┌─ LISTED RECORDS

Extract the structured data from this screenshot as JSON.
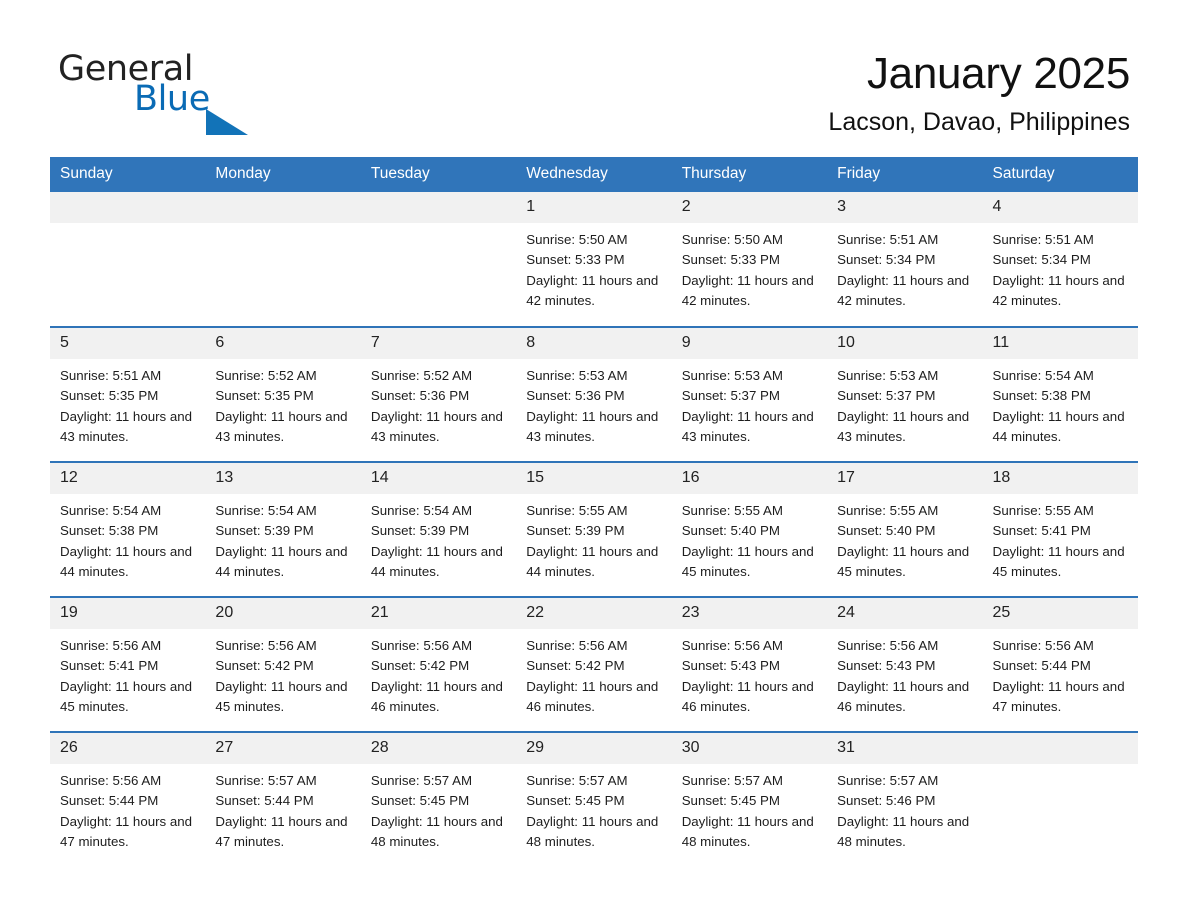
{
  "brand": {
    "name_part1": "General",
    "name_part2": "Blue",
    "triangle_color": "#1273b8",
    "blue_color": "#0a6bb5"
  },
  "header": {
    "month_title": "January 2025",
    "location": "Lacson, Davao, Philippines"
  },
  "calendar": {
    "header_bg": "#3075ba",
    "row_divider_color": "#2f74b8",
    "daynum_bg": "#f1f1f1",
    "weekdays": [
      "Sunday",
      "Monday",
      "Tuesday",
      "Wednesday",
      "Thursday",
      "Friday",
      "Saturday"
    ],
    "weeks": [
      [
        {
          "day": "",
          "blank": true
        },
        {
          "day": "",
          "blank": true
        },
        {
          "day": "",
          "blank": true
        },
        {
          "day": "1",
          "sunrise": "Sunrise: 5:50 AM",
          "sunset": "Sunset: 5:33 PM",
          "daylight": "Daylight: 11 hours and 42 minutes."
        },
        {
          "day": "2",
          "sunrise": "Sunrise: 5:50 AM",
          "sunset": "Sunset: 5:33 PM",
          "daylight": "Daylight: 11 hours and 42 minutes."
        },
        {
          "day": "3",
          "sunrise": "Sunrise: 5:51 AM",
          "sunset": "Sunset: 5:34 PM",
          "daylight": "Daylight: 11 hours and 42 minutes."
        },
        {
          "day": "4",
          "sunrise": "Sunrise: 5:51 AM",
          "sunset": "Sunset: 5:34 PM",
          "daylight": "Daylight: 11 hours and 42 minutes."
        }
      ],
      [
        {
          "day": "5",
          "sunrise": "Sunrise: 5:51 AM",
          "sunset": "Sunset: 5:35 PM",
          "daylight": "Daylight: 11 hours and 43 minutes."
        },
        {
          "day": "6",
          "sunrise": "Sunrise: 5:52 AM",
          "sunset": "Sunset: 5:35 PM",
          "daylight": "Daylight: 11 hours and 43 minutes."
        },
        {
          "day": "7",
          "sunrise": "Sunrise: 5:52 AM",
          "sunset": "Sunset: 5:36 PM",
          "daylight": "Daylight: 11 hours and 43 minutes."
        },
        {
          "day": "8",
          "sunrise": "Sunrise: 5:53 AM",
          "sunset": "Sunset: 5:36 PM",
          "daylight": "Daylight: 11 hours and 43 minutes."
        },
        {
          "day": "9",
          "sunrise": "Sunrise: 5:53 AM",
          "sunset": "Sunset: 5:37 PM",
          "daylight": "Daylight: 11 hours and 43 minutes."
        },
        {
          "day": "10",
          "sunrise": "Sunrise: 5:53 AM",
          "sunset": "Sunset: 5:37 PM",
          "daylight": "Daylight: 11 hours and 43 minutes."
        },
        {
          "day": "11",
          "sunrise": "Sunrise: 5:54 AM",
          "sunset": "Sunset: 5:38 PM",
          "daylight": "Daylight: 11 hours and 44 minutes."
        }
      ],
      [
        {
          "day": "12",
          "sunrise": "Sunrise: 5:54 AM",
          "sunset": "Sunset: 5:38 PM",
          "daylight": "Daylight: 11 hours and 44 minutes."
        },
        {
          "day": "13",
          "sunrise": "Sunrise: 5:54 AM",
          "sunset": "Sunset: 5:39 PM",
          "daylight": "Daylight: 11 hours and 44 minutes."
        },
        {
          "day": "14",
          "sunrise": "Sunrise: 5:54 AM",
          "sunset": "Sunset: 5:39 PM",
          "daylight": "Daylight: 11 hours and 44 minutes."
        },
        {
          "day": "15",
          "sunrise": "Sunrise: 5:55 AM",
          "sunset": "Sunset: 5:39 PM",
          "daylight": "Daylight: 11 hours and 44 minutes."
        },
        {
          "day": "16",
          "sunrise": "Sunrise: 5:55 AM",
          "sunset": "Sunset: 5:40 PM",
          "daylight": "Daylight: 11 hours and 45 minutes."
        },
        {
          "day": "17",
          "sunrise": "Sunrise: 5:55 AM",
          "sunset": "Sunset: 5:40 PM",
          "daylight": "Daylight: 11 hours and 45 minutes."
        },
        {
          "day": "18",
          "sunrise": "Sunrise: 5:55 AM",
          "sunset": "Sunset: 5:41 PM",
          "daylight": "Daylight: 11 hours and 45 minutes."
        }
      ],
      [
        {
          "day": "19",
          "sunrise": "Sunrise: 5:56 AM",
          "sunset": "Sunset: 5:41 PM",
          "daylight": "Daylight: 11 hours and 45 minutes."
        },
        {
          "day": "20",
          "sunrise": "Sunrise: 5:56 AM",
          "sunset": "Sunset: 5:42 PM",
          "daylight": "Daylight: 11 hours and 45 minutes."
        },
        {
          "day": "21",
          "sunrise": "Sunrise: 5:56 AM",
          "sunset": "Sunset: 5:42 PM",
          "daylight": "Daylight: 11 hours and 46 minutes."
        },
        {
          "day": "22",
          "sunrise": "Sunrise: 5:56 AM",
          "sunset": "Sunset: 5:42 PM",
          "daylight": "Daylight: 11 hours and 46 minutes."
        },
        {
          "day": "23",
          "sunrise": "Sunrise: 5:56 AM",
          "sunset": "Sunset: 5:43 PM",
          "daylight": "Daylight: 11 hours and 46 minutes."
        },
        {
          "day": "24",
          "sunrise": "Sunrise: 5:56 AM",
          "sunset": "Sunset: 5:43 PM",
          "daylight": "Daylight: 11 hours and 46 minutes."
        },
        {
          "day": "25",
          "sunrise": "Sunrise: 5:56 AM",
          "sunset": "Sunset: 5:44 PM",
          "daylight": "Daylight: 11 hours and 47 minutes."
        }
      ],
      [
        {
          "day": "26",
          "sunrise": "Sunrise: 5:56 AM",
          "sunset": "Sunset: 5:44 PM",
          "daylight": "Daylight: 11 hours and 47 minutes."
        },
        {
          "day": "27",
          "sunrise": "Sunrise: 5:57 AM",
          "sunset": "Sunset: 5:44 PM",
          "daylight": "Daylight: 11 hours and 47 minutes."
        },
        {
          "day": "28",
          "sunrise": "Sunrise: 5:57 AM",
          "sunset": "Sunset: 5:45 PM",
          "daylight": "Daylight: 11 hours and 48 minutes."
        },
        {
          "day": "29",
          "sunrise": "Sunrise: 5:57 AM",
          "sunset": "Sunset: 5:45 PM",
          "daylight": "Daylight: 11 hours and 48 minutes."
        },
        {
          "day": "30",
          "sunrise": "Sunrise: 5:57 AM",
          "sunset": "Sunset: 5:45 PM",
          "daylight": "Daylight: 11 hours and 48 minutes."
        },
        {
          "day": "31",
          "sunrise": "Sunrise: 5:57 AM",
          "sunset": "Sunset: 5:46 PM",
          "daylight": "Daylight: 11 hours and 48 minutes."
        },
        {
          "day": "",
          "blank": true
        }
      ]
    ]
  }
}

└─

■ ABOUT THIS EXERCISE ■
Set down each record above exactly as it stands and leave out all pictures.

■ SOLUTION FOR THIS PROBLEM ■
Extract the structured data from this screenshot as JSON.
{
  "brand": {
    "name_part1": "General",
    "name_part2": "Blue",
    "triangle_color": "#1273b8",
    "blue_color": "#0a6bb5"
  },
  "header": {
    "month_title": "January 2025",
    "location": "Lacson, Davao, Philippines"
  },
  "calendar": {
    "header_bg": "#3075ba",
    "row_divider_color": "#2f74b8",
    "daynum_bg": "#f1f1f1",
    "weekdays": [
      "Sunday",
      "Monday",
      "Tuesday",
      "Wednesday",
      "Thursday",
      "Friday",
      "Saturday"
    ],
    "weeks": [
      [
        {
          "day": "",
          "blank": true
        },
        {
          "day": "",
          "blank": true
        },
        {
          "day": "",
          "blank": true
        },
        {
          "day": "1",
          "sunrise": "Sunrise: 5:50 AM",
          "sunset": "Sunset: 5:33 PM",
          "daylight": "Daylight: 11 hours and 42 minutes."
        },
        {
          "day": "2",
          "sunrise": "Sunrise: 5:50 AM",
          "sunset": "Sunset: 5:33 PM",
          "daylight": "Daylight: 11 hours and 42 minutes."
        },
        {
          "day": "3",
          "sunrise": "Sunrise: 5:51 AM",
          "sunset": "Sunset: 5:34 PM",
          "daylight": "Daylight: 11 hours and 42 minutes."
        },
        {
          "day": "4",
          "sunrise": "Sunrise: 5:51 AM",
          "sunset": "Sunset: 5:34 PM",
          "daylight": "Daylight: 11 hours and 42 minutes."
        }
      ],
      [
        {
          "day": "5",
          "sunrise": "Sunrise: 5:51 AM",
          "sunset": "Sunset: 5:35 PM",
          "daylight": "Daylight: 11 hours and 43 minutes."
        },
        {
          "day": "6",
          "sunrise": "Sunrise: 5:52 AM",
          "sunset": "Sunset: 5:35 PM",
          "daylight": "Daylight: 11 hours and 43 minutes."
        },
        {
          "day": "7",
          "sunrise": "Sunrise: 5:52 AM",
          "sunset": "Sunset: 5:36 PM",
          "daylight": "Daylight: 11 hours and 43 minutes."
        },
        {
          "day": "8",
          "sunrise": "Sunrise: 5:53 AM",
          "sunset": "Sunset: 5:36 PM",
          "daylight": "Daylight: 11 hours and 43 minutes."
        },
        {
          "day": "9",
          "sunrise": "Sunrise: 5:53 AM",
          "sunset": "Sunset: 5:37 PM",
          "daylight": "Daylight: 11 hours and 43 minutes."
        },
        {
          "day": "10",
          "sunrise": "Sunrise: 5:53 AM",
          "sunset": "Sunset: 5:37 PM",
          "daylight": "Daylight: 11 hours and 43 minutes."
        },
        {
          "day": "11",
          "sunrise": "Sunrise: 5:54 AM",
          "sunset": "Sunset: 5:38 PM",
          "daylight": "Daylight: 11 hours and 44 minutes."
        }
      ],
      [
        {
          "day": "12",
          "sunrise": "Sunrise: 5:54 AM",
          "sunset": "Sunset: 5:38 PM",
          "daylight": "Daylight: 11 hours and 44 minutes."
        },
        {
          "day": "13",
          "sunrise": "Sunrise: 5:54 AM",
          "sunset": "Sunset: 5:39 PM",
          "daylight": "Daylight: 11 hours and 44 minutes."
        },
        {
          "day": "14",
          "sunrise": "Sunrise: 5:54 AM",
          "sunset": "Sunset: 5:39 PM",
          "daylight": "Daylight: 11 hours and 44 minutes."
        },
        {
          "day": "15",
          "sunrise": "Sunrise: 5:55 AM",
          "sunset": "Sunset: 5:39 PM",
          "daylight": "Daylight: 11 hours and 44 minutes."
        },
        {
          "day": "16",
          "sunrise": "Sunrise: 5:55 AM",
          "sunset": "Sunset: 5:40 PM",
          "daylight": "Daylight: 11 hours and 45 minutes."
        },
        {
          "day": "17",
          "sunrise": "Sunrise: 5:55 AM",
          "sunset": "Sunset: 5:40 PM",
          "daylight": "Daylight: 11 hours and 45 minutes."
        },
        {
          "day": "18",
          "sunrise": "Sunrise: 5:55 AM",
          "sunset": "Sunset: 5:41 PM",
          "daylight": "Daylight: 11 hours and 45 minutes."
        }
      ],
      [
        {
          "day": "19",
          "sunrise": "Sunrise: 5:56 AM",
          "sunset": "Sunset: 5:41 PM",
          "daylight": "Daylight: 11 hours and 45 minutes."
        },
        {
          "day": "20",
          "sunrise": "Sunrise: 5:56 AM",
          "sunset": "Sunset: 5:42 PM",
          "daylight": "Daylight: 11 hours and 45 minutes."
        },
        {
          "day": "21",
          "sunrise": "Sunrise: 5:56 AM",
          "sunset": "Sunset: 5:42 PM",
          "daylight": "Daylight: 11 hours and 46 minutes."
        },
        {
          "day": "22",
          "sunrise": "Sunrise: 5:56 AM",
          "sunset": "Sunset: 5:42 PM",
          "daylight": "Daylight: 11 hours and 46 minutes."
        },
        {
          "day": "23",
          "sunrise": "Sunrise: 5:56 AM",
          "sunset": "Sunset: 5:43 PM",
          "daylight": "Daylight: 11 hours and 46 minutes."
        },
        {
          "day": "24",
          "sunrise": "Sunrise: 5:56 AM",
          "sunset": "Sunset: 5:43 PM",
          "daylight": "Daylight: 11 hours and 46 minutes."
        },
        {
          "day": "25",
          "sunrise": "Sunrise: 5:56 AM",
          "sunset": "Sunset: 5:44 PM",
          "daylight": "Daylight: 11 hours and 47 minutes."
        }
      ],
      [
        {
          "day": "26",
          "sunrise": "Sunrise: 5:56 AM",
          "sunset": "Sunset: 5:44 PM",
          "daylight": "Daylight: 11 hours and 47 minutes."
        },
        {
          "day": "27",
          "sunrise": "Sunrise: 5:57 AM",
          "sunset": "Sunset: 5:44 PM",
          "daylight": "Daylight: 11 hours and 47 minutes."
        },
        {
          "day": "28",
          "sunrise": "Sunrise: 5:57 AM",
          "sunset": "Sunset: 5:45 PM",
          "daylight": "Daylight: 11 hours and 48 minutes."
        },
        {
          "day": "29",
          "sunrise": "Sunrise: 5:57 AM",
          "sunset": "Sunset: 5:45 PM",
          "daylight": "Daylight: 11 hours and 48 minutes."
        },
        {
          "day": "30",
          "sunrise": "Sunrise: 5:57 AM",
          "sunset": "Sunset: 5:45 PM",
          "daylight": "Daylight: 11 hours and 48 minutes."
        },
        {
          "day": "31",
          "sunrise": "Sunrise: 5:57 AM",
          "sunset": "Sunset: 5:46 PM",
          "daylight": "Daylight: 11 hours and 48 minutes."
        },
        {
          "day": "",
          "blank": true
        }
      ]
    ]
  }
}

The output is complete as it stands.